"2015 has been a pivotal year for the Yahoo Bug Bounty program," Martinez writes. "Our community engagement is at an all time high and our team is able to triage and fix bugs faster than ever. In the last year, the program evolved from a community sourced method of finding vulnerabilities to a key component of our application security program."Before 2013, Yahoo awarded all security researchers a $12.50 voucher regardless of the severity of the vulnerabilities they uncovered. Following numerous complaints, HackerOne helped Yahoo launch an improved bug bounty program. Martinez goes on to explain that under the new program, Yahoo has given out rewards as high as $15,000, with awards starting at $150. More than 1,800 researchers have participated in the bug bounty program thus far, with over 600 verifiable vulnerabilities being reported to Yahoo. Of those who have reported bugs, half of all submissions have originated from the top 6 percent of contributors to the program. In total, Yahoo has provided $1 million in rewards to security researchers since 2013.

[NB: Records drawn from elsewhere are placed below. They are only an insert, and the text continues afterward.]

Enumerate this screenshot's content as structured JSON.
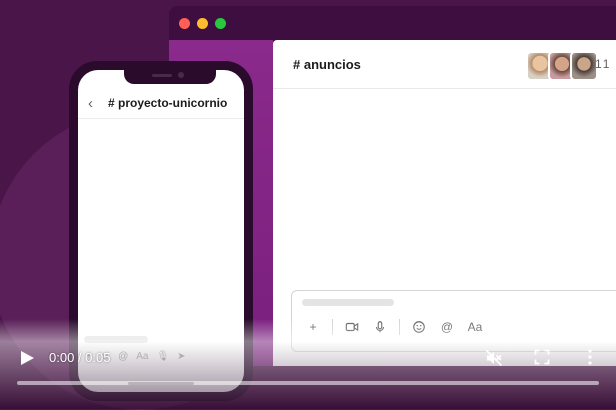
{
  "desktop": {
    "channel_title": "# anuncios",
    "member_count": "11",
    "avatars": [
      "avatar-1",
      "avatar-2",
      "avatar-3"
    ],
    "composer_tools": {
      "plus": "+",
      "format": "Aa"
    }
  },
  "phone": {
    "back": "‹",
    "channel_title": "# proyecto-unicornio",
    "composer_tools": [
      "+",
      "☺",
      "@",
      "Aa",
      "🎙",
      "➤"
    ]
  },
  "video": {
    "time": "0:00 / 0:05",
    "muted": true
  },
  "colors": {
    "background": "#4a1548",
    "sidebar": "#8a2a8c",
    "window_chrome": "#3f0e40"
  }
}
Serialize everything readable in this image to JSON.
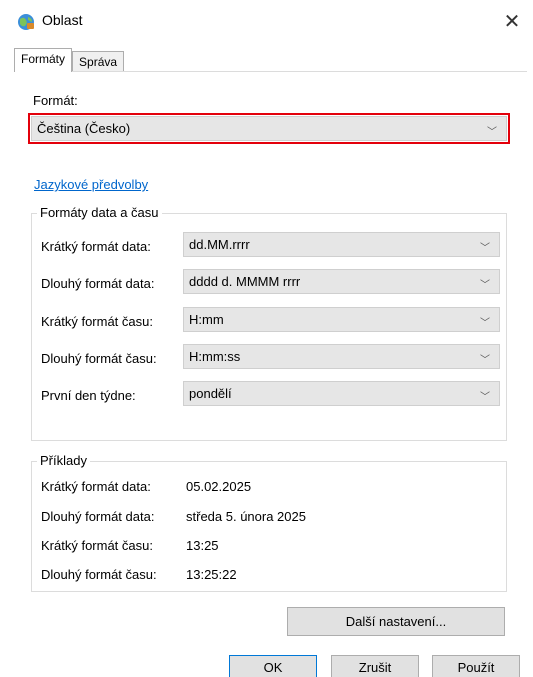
{
  "window": {
    "title": "Oblast"
  },
  "tabs": [
    {
      "label": "Formáty",
      "active": true
    },
    {
      "label": "Správa",
      "active": false
    }
  ],
  "format": {
    "label": "Formát:",
    "value": "Čeština (Česko)"
  },
  "language_link": "Jazykové předvolby",
  "date_time_formats": {
    "title": "Formáty data a času",
    "rows": [
      {
        "label": "Krátký formát data:",
        "value": "dd.MM.rrrr"
      },
      {
        "label": "Dlouhý formát data:",
        "value": "dddd d. MMMM rrrr"
      },
      {
        "label": "Krátký formát času:",
        "value": "H:mm"
      },
      {
        "label": "Dlouhý formát času:",
        "value": "H:mm:ss"
      },
      {
        "label": "První den týdne:",
        "value": "pondělí"
      }
    ]
  },
  "examples": {
    "title": "Příklady",
    "rows": [
      {
        "label": "Krátký formát data:",
        "value": "05.02.2025"
      },
      {
        "label": "Dlouhý formát data:",
        "value": "středa 5. února 2025"
      },
      {
        "label": "Krátký formát času:",
        "value": "13:25"
      },
      {
        "label": "Dlouhý formát času:",
        "value": "13:25:22"
      }
    ]
  },
  "buttons": {
    "additional": "Další nastavení...",
    "ok": "OK",
    "cancel": "Zrušit",
    "apply": "Použít"
  },
  "icons": {
    "title": "globe-icon",
    "close": "close-icon",
    "dropdown": "chevron-down-icon"
  },
  "colors": {
    "highlight": "#e3000b",
    "link": "#0066cc",
    "accent": "#0078d7"
  }
}
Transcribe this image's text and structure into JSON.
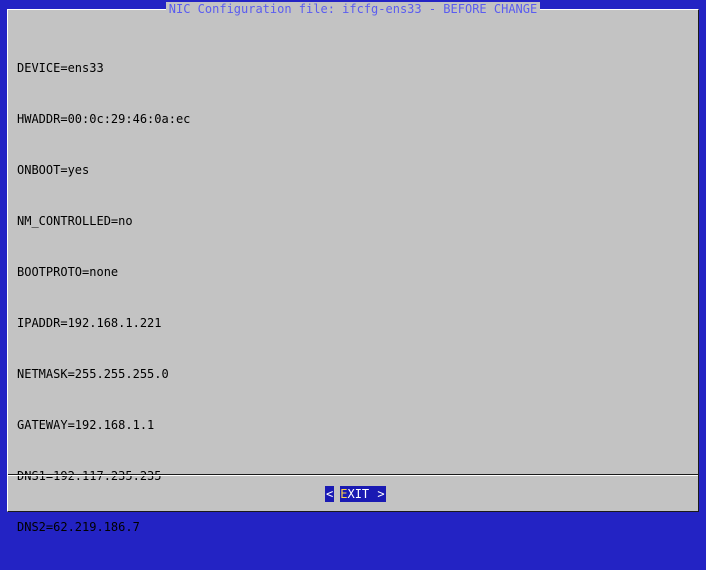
{
  "dialog": {
    "title": "NIC Configuration file: ifcfg-ens33 - BEFORE CHANGE",
    "lines": [
      "DEVICE=ens33",
      "HWADDR=00:0c:29:46:0a:ec",
      "ONBOOT=yes",
      "NM_CONTROLLED=no",
      "BOOTPROTO=none",
      "IPADDR=192.168.1.221",
      "NETMASK=255.255.255.0",
      "GATEWAY=192.168.1.1",
      "DNS1=192.117.235.235",
      "DNS2=62.219.186.7"
    ]
  },
  "exit_button": {
    "left_bracket": "<",
    "hotkey": "E",
    "rest": "XIT",
    "right_bracket": ">"
  },
  "colors": {
    "background": "#2323c4",
    "dialog": "#c3c3c3",
    "title_text": "#5a5cf0",
    "button_bg": "#1a1ab3",
    "hotkey": "#ffd24a"
  }
}
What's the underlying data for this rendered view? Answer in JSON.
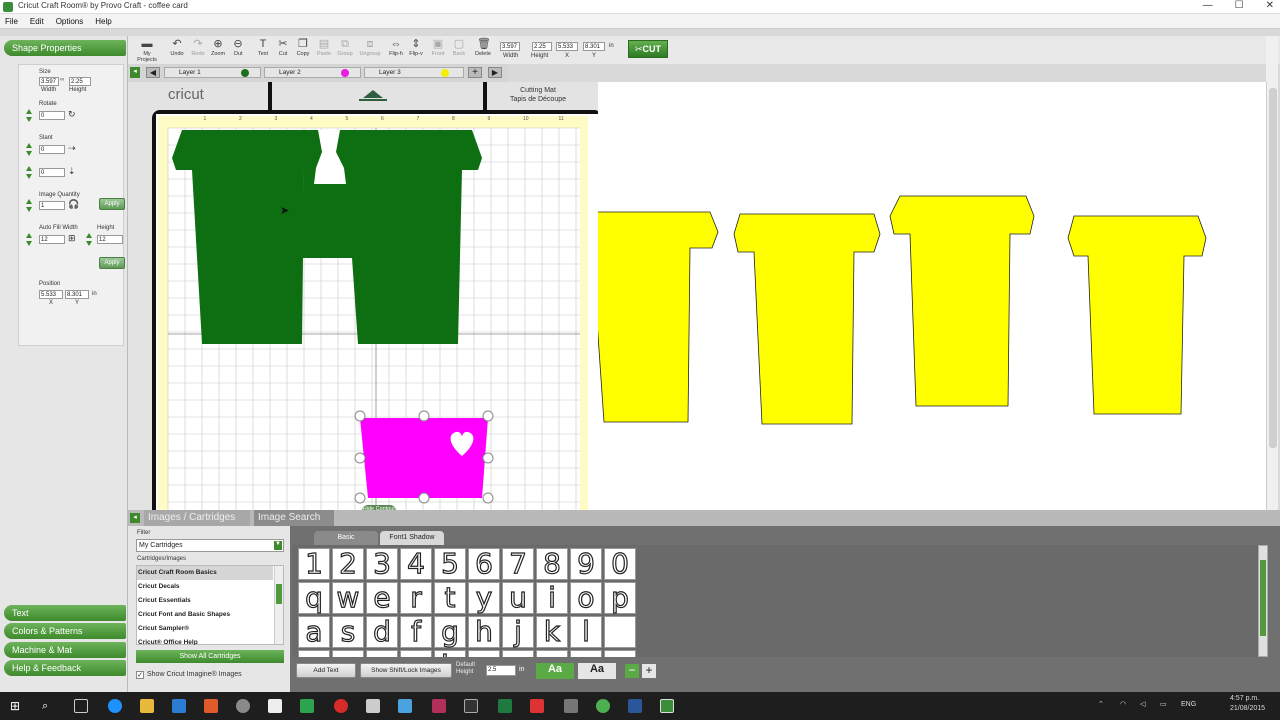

"This process is designed to award points to researchers after reporting a verifiable security bug. The number of points is also affected by the amount of the bounty the reporter is paid," Martinez explains. "The reputation system has made our list of top vulnerability reporters more meaningful by illustrating not only the number of reports they have submit, but the severity value we assigned to each. The reputation system also gives researchers a quantifiable way to compare their skills with the rest of the participants in the program."To learn more about Yahoo's bug bounty program, please click here.